Reproduce the data in full, exactly as it appears.

Data records for software interfaces —
********
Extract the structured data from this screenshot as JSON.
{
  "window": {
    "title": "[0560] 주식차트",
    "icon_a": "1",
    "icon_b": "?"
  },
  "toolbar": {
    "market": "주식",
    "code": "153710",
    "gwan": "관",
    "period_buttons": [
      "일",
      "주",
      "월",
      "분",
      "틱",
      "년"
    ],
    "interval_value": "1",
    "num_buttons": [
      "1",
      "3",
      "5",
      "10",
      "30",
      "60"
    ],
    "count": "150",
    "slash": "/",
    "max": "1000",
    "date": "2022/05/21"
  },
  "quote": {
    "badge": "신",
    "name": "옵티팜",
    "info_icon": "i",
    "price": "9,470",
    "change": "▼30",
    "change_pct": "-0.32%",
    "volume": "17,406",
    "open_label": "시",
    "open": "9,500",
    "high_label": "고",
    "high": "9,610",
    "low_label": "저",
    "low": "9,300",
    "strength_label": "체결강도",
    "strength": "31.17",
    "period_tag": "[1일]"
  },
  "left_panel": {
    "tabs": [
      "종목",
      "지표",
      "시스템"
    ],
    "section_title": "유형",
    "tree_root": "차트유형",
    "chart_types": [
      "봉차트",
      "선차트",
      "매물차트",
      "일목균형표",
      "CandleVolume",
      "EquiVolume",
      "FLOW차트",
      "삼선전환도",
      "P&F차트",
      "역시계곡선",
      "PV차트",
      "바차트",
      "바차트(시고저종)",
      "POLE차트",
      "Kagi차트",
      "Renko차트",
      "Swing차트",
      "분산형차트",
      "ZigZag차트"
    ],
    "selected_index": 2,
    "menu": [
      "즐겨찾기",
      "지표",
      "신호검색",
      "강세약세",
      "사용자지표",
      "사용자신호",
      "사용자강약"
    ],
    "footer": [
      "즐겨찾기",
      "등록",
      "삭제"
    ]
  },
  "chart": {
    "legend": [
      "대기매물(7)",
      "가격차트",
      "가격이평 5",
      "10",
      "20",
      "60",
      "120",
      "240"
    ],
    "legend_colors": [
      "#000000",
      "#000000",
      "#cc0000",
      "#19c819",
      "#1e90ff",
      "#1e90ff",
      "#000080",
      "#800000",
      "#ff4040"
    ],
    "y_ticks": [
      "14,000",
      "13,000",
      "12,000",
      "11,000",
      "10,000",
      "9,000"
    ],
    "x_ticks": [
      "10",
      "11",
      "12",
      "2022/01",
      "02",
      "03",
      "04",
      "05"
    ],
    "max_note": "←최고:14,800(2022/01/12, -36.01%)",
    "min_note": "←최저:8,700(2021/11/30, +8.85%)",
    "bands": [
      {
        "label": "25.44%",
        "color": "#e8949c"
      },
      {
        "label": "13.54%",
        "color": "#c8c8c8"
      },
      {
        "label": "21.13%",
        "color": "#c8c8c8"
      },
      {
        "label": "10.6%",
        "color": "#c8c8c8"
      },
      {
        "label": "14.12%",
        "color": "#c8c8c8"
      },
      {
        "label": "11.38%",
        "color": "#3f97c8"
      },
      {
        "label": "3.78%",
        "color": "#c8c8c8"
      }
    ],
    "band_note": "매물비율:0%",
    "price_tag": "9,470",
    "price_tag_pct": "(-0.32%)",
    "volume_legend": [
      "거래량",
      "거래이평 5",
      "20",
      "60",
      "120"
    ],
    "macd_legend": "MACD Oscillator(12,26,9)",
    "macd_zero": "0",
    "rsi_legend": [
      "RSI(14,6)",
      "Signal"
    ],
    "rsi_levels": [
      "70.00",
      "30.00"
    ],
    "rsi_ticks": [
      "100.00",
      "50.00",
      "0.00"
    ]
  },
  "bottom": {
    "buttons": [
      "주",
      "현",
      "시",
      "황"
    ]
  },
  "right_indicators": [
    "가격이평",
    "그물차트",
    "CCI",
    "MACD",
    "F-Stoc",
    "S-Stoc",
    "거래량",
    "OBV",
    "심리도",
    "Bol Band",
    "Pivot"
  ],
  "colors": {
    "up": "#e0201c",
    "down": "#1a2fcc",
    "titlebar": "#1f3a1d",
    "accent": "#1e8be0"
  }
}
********
EXERCISE RESULT —
Extract the structured data from this screenshot as JSON.
{
  "window": {
    "title": "[0560] 주식차트",
    "icon_a": "1",
    "icon_b": "?"
  },
  "toolbar": {
    "market": "주식",
    "code": "153710",
    "gwan": "관",
    "period_buttons": [
      "일",
      "주",
      "월",
      "분",
      "틱",
      "년"
    ],
    "interval_value": "1",
    "num_buttons": [
      "1",
      "3",
      "5",
      "10",
      "30",
      "60"
    ],
    "count": "150",
    "slash": "/",
    "max": "1000",
    "date": "2022/05/21"
  },
  "quote": {
    "badge": "신",
    "name": "옵티팜",
    "info_icon": "i",
    "price": "9,470",
    "change": "▼30",
    "change_pct": "-0.32%",
    "volume": "17,406",
    "open_label": "시",
    "open": "9,500",
    "high_label": "고",
    "high": "9,610",
    "low_label": "저",
    "low": "9,300",
    "strength_label": "체결강도",
    "strength": "31.17",
    "period_tag": "[1일]"
  },
  "left_panel": {
    "tabs": [
      "종목",
      "지표",
      "시스템"
    ],
    "section_title": "유형",
    "tree_root": "차트유형",
    "chart_types": [
      "봉차트",
      "선차트",
      "매물차트",
      "일목균형표",
      "CandleVolume",
      "EquiVolume",
      "FLOW차트",
      "삼선전환도",
      "P&F차트",
      "역시계곡선",
      "PV차트",
      "바차트",
      "바차트(시고저종)",
      "POLE차트",
      "Kagi차트",
      "Renko차트",
      "Swing차트",
      "분산형차트",
      "ZigZag차트"
    ],
    "selected_index": 2,
    "menu": [
      "즐겨찾기",
      "지표",
      "신호검색",
      "강세약세",
      "사용자지표",
      "사용자신호",
      "사용자강약"
    ],
    "footer": [
      "즐겨찾기",
      "등록",
      "삭제"
    ]
  },
  "chart": {
    "legend": [
      "대기매물(7)",
      "가격차트",
      "가격이평 5",
      "10",
      "20",
      "60",
      "120",
      "240"
    ],
    "legend_colors": [
      "#000000",
      "#000000",
      "#cc0000",
      "#19c819",
      "#1e90ff",
      "#1e90ff",
      "#000080",
      "#800000",
      "#ff4040"
    ],
    "y_ticks": [
      "14,000",
      "13,000",
      "12,000",
      "11,000",
      "10,000",
      "9,000"
    ],
    "x_ticks": [
      "10",
      "11",
      "12",
      "2022/01",
      "02",
      "03",
      "04",
      "05"
    ],
    "max_note": "←최고:14,800(2022/01/12, -36.01%)",
    "min_note": "←최저:8,700(2021/11/30, +8.85%)",
    "bands": [
      {
        "label": "25.44%",
        "color": "#e8949c"
      },
      {
        "label": "13.54%",
        "color": "#c8c8c8"
      },
      {
        "label": "21.13%",
        "color": "#c8c8c8"
      },
      {
        "label": "10.6%",
        "color": "#c8c8c8"
      },
      {
        "label": "14.12%",
        "color": "#c8c8c8"
      },
      {
        "label": "11.38%",
        "color": "#3f97c8"
      },
      {
        "label": "3.78%",
        "color": "#c8c8c8"
      }
    ],
    "band_note": "매물비율:0%",
    "price_tag": "9,470",
    "price_tag_pct": "(-0.32%)",
    "volume_legend": [
      "거래량",
      "거래이평 5",
      "20",
      "60",
      "120"
    ],
    "macd_legend": "MACD Oscillator(12,26,9)",
    "macd_zero": "0",
    "rsi_legend": [
      "RSI(14,6)",
      "Signal"
    ],
    "rsi_levels": [
      "70.00",
      "30.00"
    ],
    "rsi_ticks": [
      "100.00",
      "50.00",
      "0.00"
    ]
  },
  "bottom": {
    "buttons": [
      "주",
      "현",
      "시",
      "황"
    ]
  },
  "right_indicators": [
    "가격이평",
    "그물차트",
    "CCI",
    "MACD",
    "F-Stoc",
    "S-Stoc",
    "거래량",
    "OBV",
    "심리도",
    "Bol Band",
    "Pivot"
  ],
  "colors": {
    "up": "#e0201c",
    "down": "#1a2fcc",
    "titlebar": "#1f3a1d",
    "accent": "#1e8be0"
  }
}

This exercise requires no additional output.